Hawaiian Renaissance Architecture

Hawaiian Renaissance architecture mimicked the sleek structure of Italian buildings. The stately, ornate style was selected to build Ali’iolani Hale (pictured above). Ali’iolani Hale was designed by Australian architect Thomas Rowe to be a palace but was repurposed into a government building before its completion in 1874. Today, this building functions as the home of the Hawaii State Supreme Court.

Hawaiian Romanesque Architecture

The Hawaiian Romanesque style is reminiscent of Roman architecture. Hawaiian Romanesque architecture is defined by its use of large, dark basalt boulders, rounded arches and cruciform piers.

Hawaiian Art Deco/Beaux-Arts

In the 1920s and 1930s, neoclassicism came to Hawaii. Art Deco combines ancient Greek and Roman architecture to form something completely modern and unique. This was popular in the 1920s and is still visible today in the Hawaii Theatre.

Hawaiian International/Bauhaus Architecture

The International Architectural style is easily recognized by its plain style with clean lines, open layout and pervasive use of black and gray concrete. It was typically used for office buildings in Honolulu, but also makes an appearance in the Hawaii State Capitol Building.

Hawaii Plantation Architecture

In the 1970s and 1980s, Hawaii Plantation Architecture became very popular. These buildings were designed after the large homes on sugarcane plantations, with wide-hipped roofs, deep eaves, large porticos and vertical plank siding.

Contemporary Hawaiian Architecture

Today, architecture is still evolving in Hawaii. The Dickey roof, popularized by Charles William Dickey in the 1920s, is still popular in contemporary designs. They feature wide, shallow-pitched eaves combined with a steep upper roof.

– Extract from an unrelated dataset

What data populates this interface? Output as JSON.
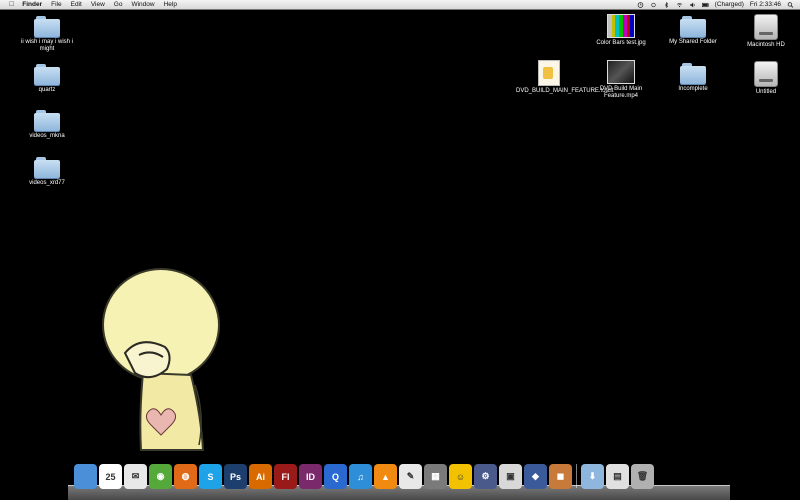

This design is functional as well as aesthetic; it is extremely well-suited to withstand wind-driven rains typical of Hawaiian tropical storms.

When it comes to designing your custom home, you can count on Hawaii Island Architects to bring all your favorite elements together into one cohesive design that suits you. Your home build project begins with a detailed consultation, where we will listen to all of your needs and home design preferences. Our team will draft plans and submit them to you for approval. You can be sure that our process makes it easy to build a home that you and your family will love for years to come. Contact us today to request a consultation and begin the home design process!